December 2004, Joseph Rowntree Foundation, 2003, 48 pp., pb., 1 85935 091 7, £11.95. Order this book
This report has been written in preparation for the Joseph Rowntree Foundation’s centenary in 2004. Using the normal poverty-line of 60% of median income, it finds that over the past twenty years poverty has nearly doubled, so that now 14% of the population are in poverty (with a slight fall recently). The report suggests that we should aim to tackle this problem within the next twenty years, concentrating on income poverty, as that is a major determinant of disadvantage.
The report studies the causes of poverty (such as a rise in the number of no-earner households, and a fall in the number of one-earner households); who is most affected is then discussed (with families with children having replaced pensioners as the largest group of people in poverty); and the extent to which income would need to be redistributed is calculated: £25bn out of a possible GDP growth of £500bn over the next 20 years. The bottom quintile could see an annual growth of 7% if other quintiles see only modest rises of 2.5% per annum.
A strategy is then outlined to: (1) “increase the capacity of poorer households and communities to gain from the market economy,” (p.16), and (2) “ensure an adequate floor income that relates to what as a society we believe are the necessities of contemporary living” (p.16), etc..

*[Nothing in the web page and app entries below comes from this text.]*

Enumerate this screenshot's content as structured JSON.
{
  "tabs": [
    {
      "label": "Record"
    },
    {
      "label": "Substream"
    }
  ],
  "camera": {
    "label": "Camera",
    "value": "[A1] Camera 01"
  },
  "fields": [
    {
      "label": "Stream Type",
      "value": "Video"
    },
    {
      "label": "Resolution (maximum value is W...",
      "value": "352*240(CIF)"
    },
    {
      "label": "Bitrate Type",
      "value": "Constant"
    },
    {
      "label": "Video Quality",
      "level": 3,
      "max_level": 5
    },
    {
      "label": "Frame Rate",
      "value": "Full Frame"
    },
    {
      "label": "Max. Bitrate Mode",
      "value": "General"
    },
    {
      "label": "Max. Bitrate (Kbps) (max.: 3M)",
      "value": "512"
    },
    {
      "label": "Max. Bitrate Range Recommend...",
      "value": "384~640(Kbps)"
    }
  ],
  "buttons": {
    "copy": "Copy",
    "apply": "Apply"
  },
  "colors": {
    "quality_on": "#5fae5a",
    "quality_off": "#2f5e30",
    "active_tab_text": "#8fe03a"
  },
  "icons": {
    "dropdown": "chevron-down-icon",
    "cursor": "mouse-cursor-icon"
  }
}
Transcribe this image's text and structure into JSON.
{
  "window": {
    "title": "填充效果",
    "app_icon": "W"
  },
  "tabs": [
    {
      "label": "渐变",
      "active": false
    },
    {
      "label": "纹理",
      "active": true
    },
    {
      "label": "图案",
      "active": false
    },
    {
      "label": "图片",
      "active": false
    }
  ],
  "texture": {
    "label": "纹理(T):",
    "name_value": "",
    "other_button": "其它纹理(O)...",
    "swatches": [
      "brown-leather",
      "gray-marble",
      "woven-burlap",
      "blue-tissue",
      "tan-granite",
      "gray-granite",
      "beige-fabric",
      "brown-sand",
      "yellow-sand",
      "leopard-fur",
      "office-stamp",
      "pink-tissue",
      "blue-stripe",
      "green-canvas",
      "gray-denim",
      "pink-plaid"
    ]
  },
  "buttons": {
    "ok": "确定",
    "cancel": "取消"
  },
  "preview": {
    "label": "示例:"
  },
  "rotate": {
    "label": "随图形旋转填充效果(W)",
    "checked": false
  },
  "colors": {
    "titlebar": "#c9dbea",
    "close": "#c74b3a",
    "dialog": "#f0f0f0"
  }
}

The second part of the report makes proposals in the fields of education, geographic differences in the labour market, housing, long-term care, and, of course, income poverty, and especially the poverty of families with children and the poverty of particularly vulnerable groups such as people with disabilities. The report commends the Government for implementing the Child Tax Credit, the New Deal for Lone Parents, and tax credits for childcare. But the authors note that progress will now slow down, as those who have been most helped by existing policies are mainly those near to the poverty threshold, i.e., low-income working families. It is those in the deepest poverty who will be the most difficult to lift above the poverty line. The report is right to say that external factors might make it difficult to sustain progress, and that “courage and determination will be needed” – but the logic of the argument suggests that new policies will be needed, not just the existing ones. Particular proposals are to ensure that the overall income of non-working families with children should rise relative to median incomes and that the causes of lack of take-up of Income Support and tax credits should be addressed.
In response: The first of these two proposals would deepen the poverty and unemployment traps and would make it more difficult for families with children to earn their way out of poverty; and the complexity of claiming Income Support and tax credits is bound to discourage take-up.
A most sensible recommendation is that government and employers should provide choice to parents so that they can balance employment with the needs of their children; but it is the tax and benefits system which is the major cause of the rise in no-earner and two-earner families and the fall in the number of one-earner families, not employers, and the report makes no policy recommendations which would tackle this problem.
In relation to the growing numbers in vulnerable groups who are below the poverty line, the report recognises that reliance on means-tested benefits has increased. The authors correctly note that income guarantees “work better if they are a back-up to other measures” (p.32), otherwise incentives to earn or save are reduced. In addition, take-up rates are low for minimum income guarantees because of continuing stigma, so income is in practice not guaranteed for large numbers of pensioners and families with children. “38% of those entitled are estimated not to claim Working Families Tax Credit and between 22 per cent and 36 per cent do not take up the Minimum Income Guarantee. This contrasts with near-universal take-up of non-means tested benefits such as Child Benefit and the State Retirement Pension” (p.33). Quite so.
The report recommends that the introduction of a second state pension should be speeded up, that the main state pension should rise with earnings, and that tax credits for people with disabilities should not be withdrawn if they are in short-term or poorly-paid employment.
The report’s policy recommendations, when taken together (and the concluding section suggests that they should be taken together), would indeed help to reduce the numbers of people with incomes below 60% of median income, and Government and others will find the report useful.
But what the authors have not done is to ask whether policy change, rather than policy adaptation and enhancement, might not be the better way forward. In particular, a small and growing Citizen’s Income would meet many of the authors’ policy objectives, and without some of the attendant problems, such as poverty and unemployment traps and lack of take-up. Further work along these lines from the Joseph Rowntree Foundation would be very welcome.